Animation is such a laborious craft, and it takes so much grit to make something come together; I think creating an album is such a tedious, laborious project, too. Coming from these different disciplines, how do your art practices influence each other?
I think if you have an underlying respect for whatever medium you’re in, that helps to make something that you at least think is good. Having an understanding that it’s a lot of work, a lot of thought, a lot of theorizing about how this thing is going to be built, and how it could potentially turn out and how it has changed from your conception of it. I think the more projects I finish, the more I learn about trying to balance my obsessive detail orientation with trying to have a very clear end result in mind, trying to figure out the best workflow to have.
Your music is full of experimentation; it’s cohesive, but you’re drawing inspiration from everywhere. I imagine it’s hard to find a balance between the cleaner big picture and throwing these smaller elements in there. It’s clear that you’re implementing all these different influences and fusing them together.
I’ve listened to so much music in my life – just a wild amount of different genres – and I think if I’m less concerned with trying to create a specific genre and more concerned with trying to create the sound that’s in my mind, divorced from everything else, that helps to parse it down. So, I’m working in a practical sense, but also based on intuition. My expectations aren’t based around a box that already exists, and more so just around something that I’m creating within myself that hopefully is a little bit new, or a little bit personal to my experience as a music listener throughout my life.
Are there any influences you can name on the new track?
When I was a teenager I was super into, and still am, IDM and Warp Records. And the synth textures are based on that, like Aphex Twin and Squarepusher. This is super obvious for any music nerd, but I do think that Radiohead did a pretty good job of balancing that stuff on Kid A. I’m always super into power pop, but that’s also very kind of heavy and noisy. Bands like Number Girl and Mass of the Fermenting Dregs – who we’re playing with when they come to the US in November, which is gonna be sick – the new Alvvays, Origami Angel…stuff where the hooks are very sticky, but there’s this power behind it, hence power-pop. For the quiet section, I was definitely influenced by Teen Dream-era Beach House.
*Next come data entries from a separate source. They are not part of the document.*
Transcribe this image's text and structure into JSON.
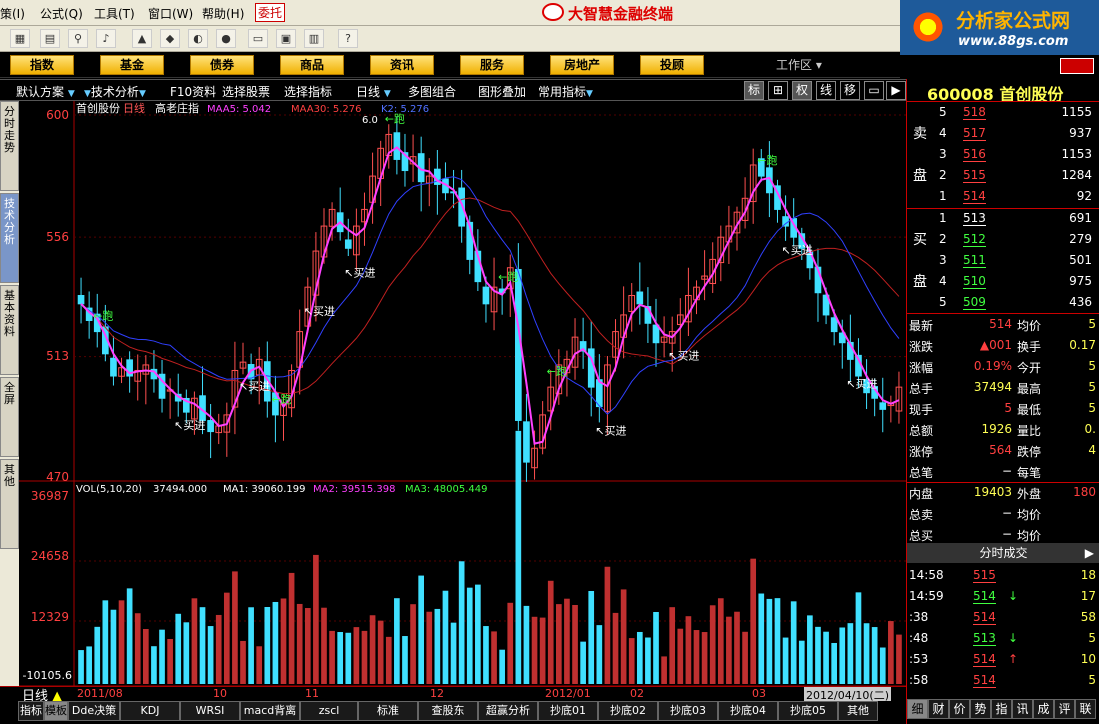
{
  "menu": {
    "items": [
      "策(I)",
      "公式(Q)",
      "工具(T)",
      "窗口(W)",
      "帮助(H)"
    ],
    "trade": "委托"
  },
  "app": {
    "title": "大智慧金融终端"
  },
  "banner": {
    "line1": "分析家公式网",
    "line2": "www.88gs.com"
  },
  "nav": {
    "buttons": [
      "指数",
      "基金",
      "债券",
      "商品",
      "资讯",
      "服务",
      "房地产",
      "投顾"
    ],
    "workarea": "工作区"
  },
  "chart_toolbar": {
    "items": [
      "默认方案",
      "技术分析",
      "F10资料",
      "选择股票",
      "选择指标",
      "日线",
      "多图组合",
      "图形叠加",
      "常用指标"
    ],
    "right": [
      "标",
      "",
      "权",
      "线",
      "移",
      "",
      ""
    ]
  },
  "left_tabs": [
    "分时走势",
    "技术分析",
    "基本资料",
    "全屏",
    "其他"
  ],
  "chart": {
    "header": {
      "name": "首创股份",
      "period": "日线",
      "indicator": "高老庄指",
      "maa5": "MAA5: 5.042",
      "maa30": "MAA30: 5.276",
      "k2": "K2: 5.276"
    },
    "price_ticks": [
      "600",
      "556",
      "513",
      "470"
    ],
    "vol_header": {
      "name": "VOL(5,10,20)",
      "v": "37494.000",
      "ma1": "MA1: 39060.199",
      "ma2": "MA2: 39515.398",
      "ma3": "MA3: 48005.449"
    },
    "vol_ticks": [
      "36987",
      "24658",
      "12329",
      "-10105.6"
    ],
    "max_label": "6.0",
    "buy_label": "买进",
    "run_label": "跑",
    "dates": [
      "2011/08",
      "10",
      "11",
      "12",
      "2012/01",
      "02",
      "03"
    ],
    "cursor_date": "2012/04/10(二)",
    "period_label": "日线",
    "colors": {
      "up": "#ff5050",
      "down": "#40e0ff",
      "ma5": "#ff40ff",
      "ma30": "#c02020",
      "ma60": "#3040ff"
    }
  },
  "chart_data": {
    "type": "candlestick",
    "ylim": [
      470,
      600
    ],
    "closes": [
      532,
      526,
      522,
      514,
      506,
      509,
      506,
      508,
      510,
      505,
      498,
      501,
      497,
      493,
      498,
      490,
      486,
      488,
      492,
      508,
      511,
      505,
      512,
      497,
      492,
      496,
      508,
      522,
      538,
      551,
      560,
      566,
      558,
      552,
      560,
      566,
      578,
      588,
      593,
      584,
      580,
      585,
      576,
      578,
      575,
      572,
      572,
      560,
      548,
      540,
      532,
      538,
      536,
      545,
      490,
      475,
      480,
      492,
      502,
      510,
      512,
      520,
      515,
      502,
      495,
      510,
      522,
      528,
      535,
      532,
      525,
      518,
      520,
      522,
      528,
      535,
      538,
      542,
      548,
      556,
      560,
      565,
      570,
      582,
      578,
      572,
      566,
      560,
      556,
      552,
      545,
      536,
      528,
      522,
      518,
      512,
      506,
      500,
      498,
      494,
      496,
      502
    ]
  },
  "bottom_tabs": [
    "指标",
    "模板",
    "Dde决策",
    "KDJ",
    "WRSI",
    "macd背离",
    "zscl",
    "标准",
    "查股东",
    "超赢分析",
    "抄底01",
    "抄底02",
    "抄底03",
    "抄底04",
    "抄底05",
    "其他"
  ],
  "quote": {
    "code_name": "600008 首创股份",
    "sell_label": [
      "卖",
      "盘"
    ],
    "buy_label": [
      "买",
      "盘"
    ],
    "sells": [
      {
        "n": "5",
        "p": "518",
        "v": "1155"
      },
      {
        "n": "4",
        "p": "517",
        "v": "937"
      },
      {
        "n": "3",
        "p": "516",
        "v": "1153"
      },
      {
        "n": "2",
        "p": "515",
        "v": "1284"
      },
      {
        "n": "1",
        "p": "514",
        "v": "92"
      }
    ],
    "buys": [
      {
        "n": "1",
        "p": "513",
        "v": "691"
      },
      {
        "n": "2",
        "p": "512",
        "v": "279"
      },
      {
        "n": "3",
        "p": "511",
        "v": "501"
      },
      {
        "n": "4",
        "p": "510",
        "v": "975"
      },
      {
        "n": "5",
        "p": "509",
        "v": "436"
      }
    ],
    "stats": [
      {
        "l": "最新",
        "v": "514",
        "l2": "均价",
        "v2": "5"
      },
      {
        "l": "涨跌",
        "v": "▲001",
        "l2": "换手",
        "v2": "0.17"
      },
      {
        "l": "涨幅",
        "v": "0.19%",
        "l2": "今开",
        "v2": "5"
      },
      {
        "l": "总手",
        "v": "37494",
        "l2": "最高",
        "v2": "5"
      },
      {
        "l": "现手",
        "v": "5",
        "l2": "最低",
        "v2": "5"
      },
      {
        "l": "总额",
        "v": "1926",
        "l2": "量比",
        "v2": "0."
      },
      {
        "l": "涨停",
        "v": "564",
        "l2": "跌停",
        "v2": "4"
      },
      {
        "l": "总笔",
        "v": "−",
        "l2": "每笔",
        "v2": ""
      },
      {
        "l": "内盘",
        "v": "19403",
        "l2": "外盘",
        "v2": "180"
      },
      {
        "l": "总卖",
        "v": "−",
        "l2": "均价",
        "v2": ""
      },
      {
        "l": "总买",
        "v": "−",
        "l2": "均价",
        "v2": ""
      }
    ],
    "ticks_title": "分时成交",
    "ticks": [
      {
        "t": "14:58",
        "p": "515",
        "a": "",
        "v": "18"
      },
      {
        "t": "14:59",
        "p": "514",
        "a": "↓",
        "v": "17"
      },
      {
        "t": ":38",
        "p": "514",
        "a": "",
        "v": "58"
      },
      {
        "t": ":48",
        "p": "513",
        "a": "↓",
        "v": "5"
      },
      {
        "t": ":53",
        "p": "514",
        "a": "↑",
        "v": "10"
      },
      {
        "t": ":58",
        "p": "514",
        "a": "",
        "v": "5"
      }
    ],
    "bottom": [
      "细",
      "财",
      "价",
      "势",
      "指",
      "讯",
      "成",
      "评",
      "联"
    ]
  }
}
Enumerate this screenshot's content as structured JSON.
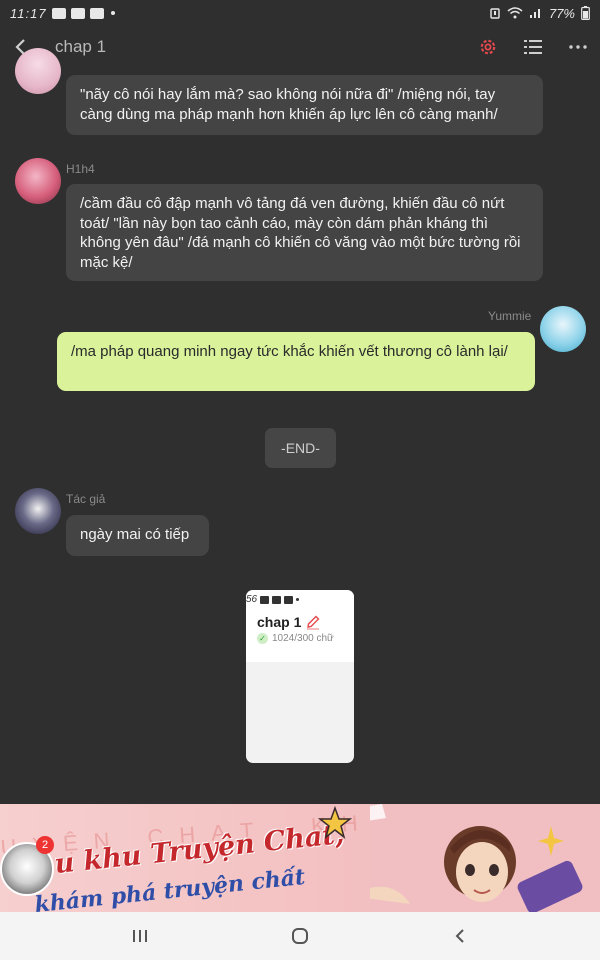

Spring Silver’s latest single, “Gold Star”, is a marriage of K’s influences, a nearly eight-minute epic emblazoning their range through shapeshifting guitar riffs. “I don’t know what’s beautiful anymore,” they roar, “I only know what’s loud” — and thankfully, Spring Silver knows loud.